If you think lean, instead of trying to coat something over the yarn, you will try reducing the tension created on the machine or you will try making the yarn stronger in making the yarn itself. This will not only save lots of money wasted in making, coating, removing this coat, it will also save time, energy and precious resources like water. It will be much more environmentally friendly in operation.
Just think about all the documentation you handle day to day. Do you think all those signatures and papers or emails necessary? I certainly think we should be able to cut down all these at least by 50%. Most of these processes and documents are there not to help the entire process nor there to help the end result but just to save someone from “possible future problems”. I can go on listing. Just have a look at your processes. Ask the question yourself. You will see a completely new world of opportunities unfolding in front of you. Tools like 5 Why, Process Mapping and Value Stream Mapping will come handy in this process.
Please leave your comments to this post. I really value your comments. 

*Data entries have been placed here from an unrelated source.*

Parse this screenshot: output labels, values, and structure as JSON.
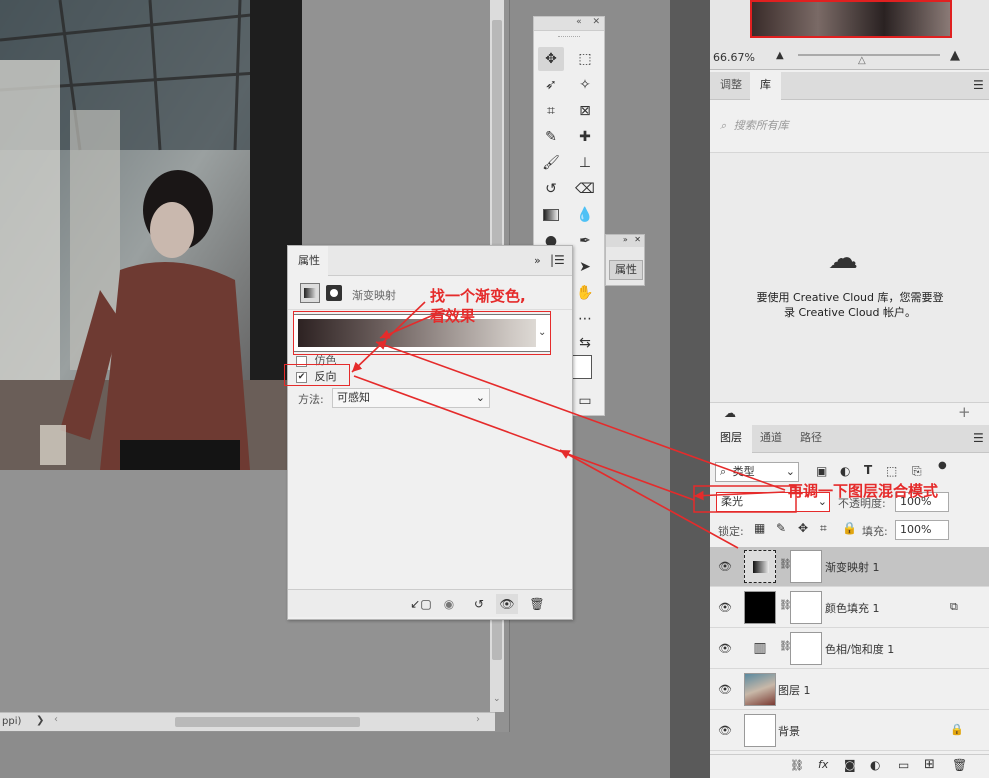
{
  "status_bar": {
    "left_text": "ppi)",
    "arrow": "❯",
    "scroll_left": "‹",
    "scroll_right": "›"
  },
  "toolbar": {
    "collapse": "«",
    "close": "✕"
  },
  "mini_panel": {
    "collapse": "»",
    "close": "✕",
    "label": "属性"
  },
  "properties": {
    "tab_label": "属性",
    "expand": "»",
    "adjustment_name": "渐变映射",
    "dither_label": "仿色",
    "reverse_label": "反向",
    "reverse_checked": "✔",
    "method_label": "方法:",
    "method_value": "可感知",
    "gradient_colors": [
      "#2d2222",
      "#6b5e5c",
      "#cfc9c4",
      "#ddd9d4"
    ]
  },
  "navigator": {
    "zoom": "66.67%"
  },
  "library_panel": {
    "tabs": [
      "调整",
      "库"
    ],
    "search_placeholder": "搜索所有库",
    "message_line1": "要使用 Creative Cloud 库，您需要登",
    "message_line2": "录 Creative Cloud 帐户。"
  },
  "layers_panel": {
    "tabs": [
      "图层",
      "通道",
      "路径"
    ],
    "filter_value": "类型",
    "blend_mode": "柔光",
    "opacity_label": "不透明度:",
    "opacity_value": "100%",
    "lock_label": "锁定:",
    "fill_label": "填充:",
    "fill_value": "100%",
    "layers": [
      {
        "name": "渐变映射 1",
        "selected": true
      },
      {
        "name": "颜色填充 1",
        "selected": false
      },
      {
        "name": "色相/饱和度 1",
        "selected": false
      },
      {
        "name": "图层 1",
        "selected": false
      },
      {
        "name": "背景",
        "selected": false
      }
    ]
  },
  "annotations": {
    "note1_line1": "找一个渐变色,",
    "note1_line2": "看效果",
    "note2": "再调一下图层混合模式",
    "color": "#e52b2b"
  }
}
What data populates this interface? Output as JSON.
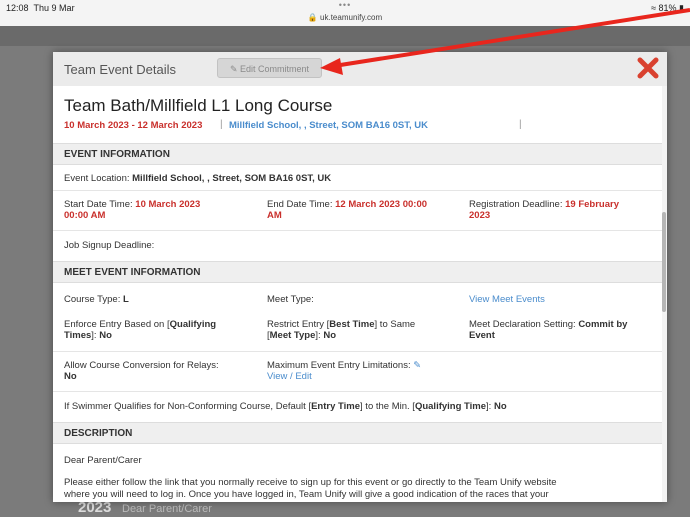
{
  "status": {
    "time": "12:08",
    "date": "Thu 9 Mar",
    "url": "uk.teamunify.com",
    "battery": "81%",
    "dots": "•••"
  },
  "background": {
    "year": "2023",
    "dear": "Dear Parent/Carer"
  },
  "modal": {
    "title": "Team Event Details",
    "edit_label": "Edit Commitment",
    "event_title": "Team Bath/Millfield L1 Long Course",
    "dates": "10 March 2023 - 12 March 2023",
    "location": "Millfield School, , Street, SOM BA16 0ST, UK"
  },
  "event_info": {
    "heading": "EVENT INFORMATION",
    "location_label": "Event Location:",
    "location_value": "Millfield School, , Street, SOM BA16 0ST, UK",
    "start_label": "Start Date Time:",
    "start_value_1": "10 March 2023",
    "start_value_2": "00:00 AM",
    "end_label": "End Date Time:",
    "end_value_1": "12 March 2023 00:00",
    "end_value_2": "AM",
    "reg_label": "Registration Deadline:",
    "reg_value_1": "19 February",
    "reg_value_2": "2023",
    "job_label": "Job Signup Deadline:"
  },
  "meet_info": {
    "heading": "MEET EVENT INFORMATION",
    "course_label": "Course Type:",
    "course_value": "L",
    "meet_type_label": "Meet Type:",
    "view_meet_events": "View Meet Events",
    "enforce_1": "Enforce Entry Based on [",
    "enforce_bold": "Qualifying",
    "enforce_2": "Times",
    "enforce_3": "]: ",
    "enforce_value": "No",
    "restrict_1": "Restrict Entry [",
    "restrict_bold": "Best Time",
    "restrict_2": "] to Same",
    "restrict_3": "[",
    "restrict_bold2": "Meet Type",
    "restrict_4": "]: ",
    "restrict_value": "No",
    "decl_label": "Meet Declaration Setting:",
    "decl_value_1": "Commit by",
    "decl_value_2": "Event",
    "allow_label": "Allow Course Conversion for Relays:",
    "allow_value": "No",
    "max_label": "Maximum Event Entry Limitations:",
    "view_edit": "View / Edit",
    "nonconf_1": "If Swimmer Qualifies for Non-Conforming Course, Default [",
    "nonconf_bold1": "Entry Time",
    "nonconf_2": "] to the Min. [",
    "nonconf_bold2": "Qualifying Time",
    "nonconf_3": "]: ",
    "nonconf_value": "No"
  },
  "description": {
    "heading": "DESCRIPTION",
    "greeting": "Dear Parent/Carer",
    "para_1": "Please either follow the link that you normally receive to sign up for this event or go directly to the Team Unify website",
    "para_2": "where you will need to log in.  Once you have logged in, Team Unify will give a good indication of the races that your"
  },
  "colors": {
    "accent_red": "#c9302c",
    "link_blue": "#4a8ccc",
    "close_red": "#d9412f",
    "arrow_red": "#e8261d"
  }
}
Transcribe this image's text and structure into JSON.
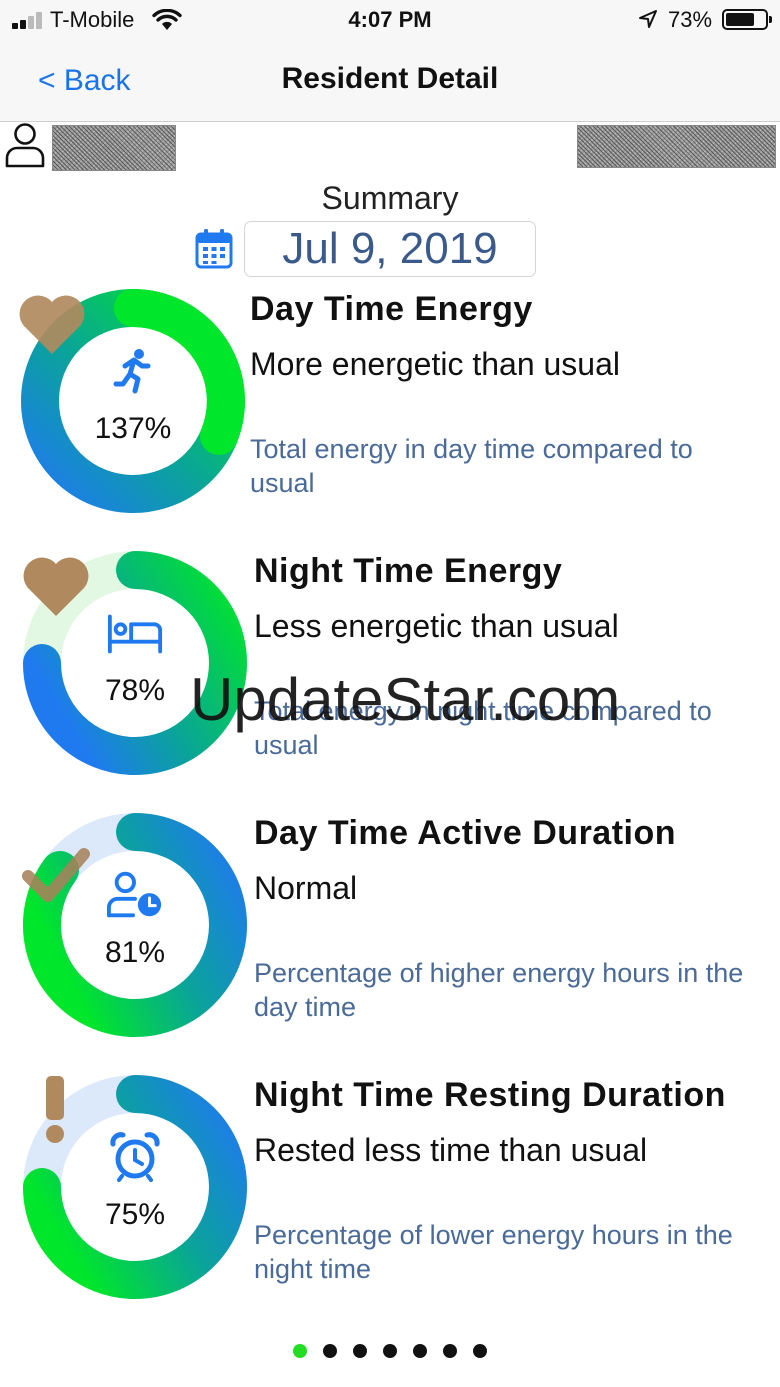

Waiting is a waste. Keep your customers waiting??

In lean, waiting is classified as one of the main waste categories. Waiting is wasting of time, and money and effort. This form of waste is covered extensively in this blog. But how about keep your customer waiting? How big of a waste it can be?

I saw a post of this nature on the Mark’s It clearly demonstrate how much of a waste it is to keep people waiting, specially a person with a blog and good reach. Bad experiences for a customer in general, will not only turn that customer away; it creates a negative feel and will eventually turn many more current and future customers away. Mark’s blog post is a good example of it.
Mark as a good lean consultant, looks at the cause of it. His observations and conclusions are very important. Organizations, which are trying to get the 100% utilization of the employees is losing one of the important points. Mark points out when employees are loaded to 100%, they are very less effective and there will be long queues. If the employee is in the direct customer care, this means long waiting time for customers and more frustrations and eventually loss of sales and profits. Even if the employee is not in the customer care, still this means lots of work in queue for the worker to complete. This is equally bad as well.
I always prefer Simple, optimized solutions, over complicated and high efficient solutions. Simple and optimized solutions generally provide better results as they are simple to understand and use and made to deliver the result in the bigger picture, not to keep people busy.
Lean management is different from scientific management and most of the other established management systems. It looks for the results by creating systems and eliminating wastes from the system, continuously not by pressing people, machines or any of the resources to its maximum.